In addition to cases of people barred from running for office, Human Rights Watch documented three cases of civil society organizations that found it difficult to form a board of directors and continue their activities due to the impact of these laws. They are: the Bahrain Human Rights Society, the Bahrain Women’s Union, a group of 13 groups that defend women’s rights in Bahrain, and the Bahraini Society for Resisting Normalization, which opposes the normalization of relations with Israel.
The delays in allowing the groups to form a council had devastating consequences. If a new council is not elected and confirmed before the expiry of the previous council’s two-year term, the Ministry of Labor and Social Development suspends access to the organization’s bank accounts and funding sources, forcing the association to cease its activities.
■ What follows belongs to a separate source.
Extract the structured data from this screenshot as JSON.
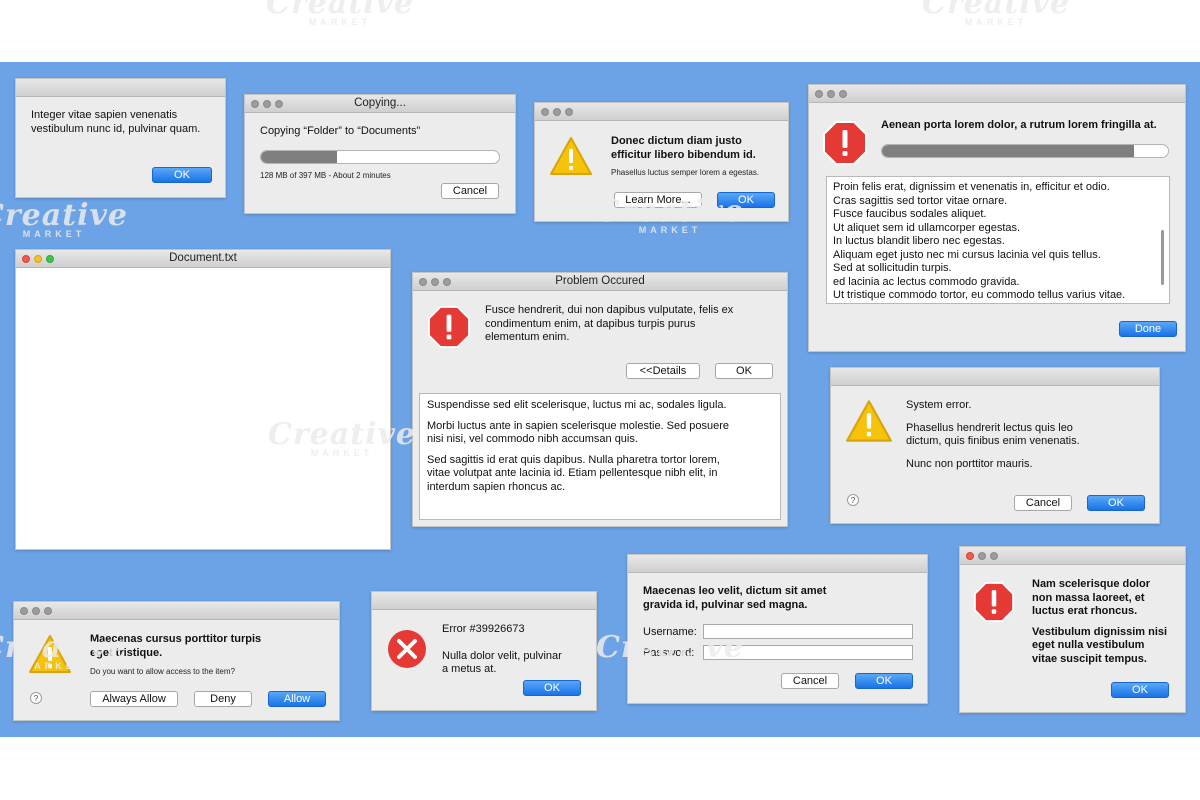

Vacancies on boards also allow the Ministry of Labor and Social Development to appoint new members, raising concerns that boards could eventually be filled with government supporters and “become increasingly more pro-government,” as one activist told Human Rights Watch.
A member of a civil society group said that “more than 80% of the members cannot be candidates because they belonged to either Wa’ad or al-Wifaq or another organization dissolved by the court” . Bahraini activists fear that the law will ultimately prevent civil society organizations from making progress on human rights, as they cannot be seen as critical of the authorities.
The Bahraini government also uses a form of economic sanction against opposition figures by denying them “good conduct certificates”. The certificate is issued at the discretion of the General Directorate of Crime Detection and Forensic Evidence of the Ministry of Interior and is required for Bahraini citizens and residents to obtain employment, apply for university admission or even join a sports or social club. Former prisoners wait months or years for the certificate. Some opposition figures are denied the certificate outright, harming their ability to support themselves and their families.
A member of civil society in Bahrain told Human Rights Watch, “A friend wanted me to be the headmaster of the school, but the ministry refused the certificate so I couldn’t work. The school owner was informed by the ministry that they could not accept me because I was a member of a political society.
The report also documents the continued detention and summons of Bahraini citizens for speech-related offences. A former Bahraini journalist said that due to “continuous arrests from 2011 until 2017, fear has become part of what people experience on a daily basis. It has become normal for people to self-censor and shut up before reacting.
The Bahraini government should repeal the political isolation laws of 2018, end the practice of denying certificates of good conduct to punish suspected opponents, and restore all legal, political and civil rights to all Bahraini citizens. It should restore previously dissolved political societies, lift all restrictions on opposition figures regarding candidacy for legislative and municipal elections, end restrictive measures that undermine the basic functioning of civil associations, and release anyone imprisoned solely for his peaceful political activities.
Other countries, including close allies of Bahrain such as the United States, United Kingdom and European Union states, should pressure the Bahraini authorities to end the crackdown on the peaceful opposition and civil society, and reject the results of what will be unfree and unfair parliamentary elections in November. if they don’t.
“Bahrain’s once-vibrant civil society and opposition coalition are being wiped out by laws codifying government repression,” Shea said. “No one should be under the illusion that Bahrain’s ‘democratic institutions’ are anything but a sham.”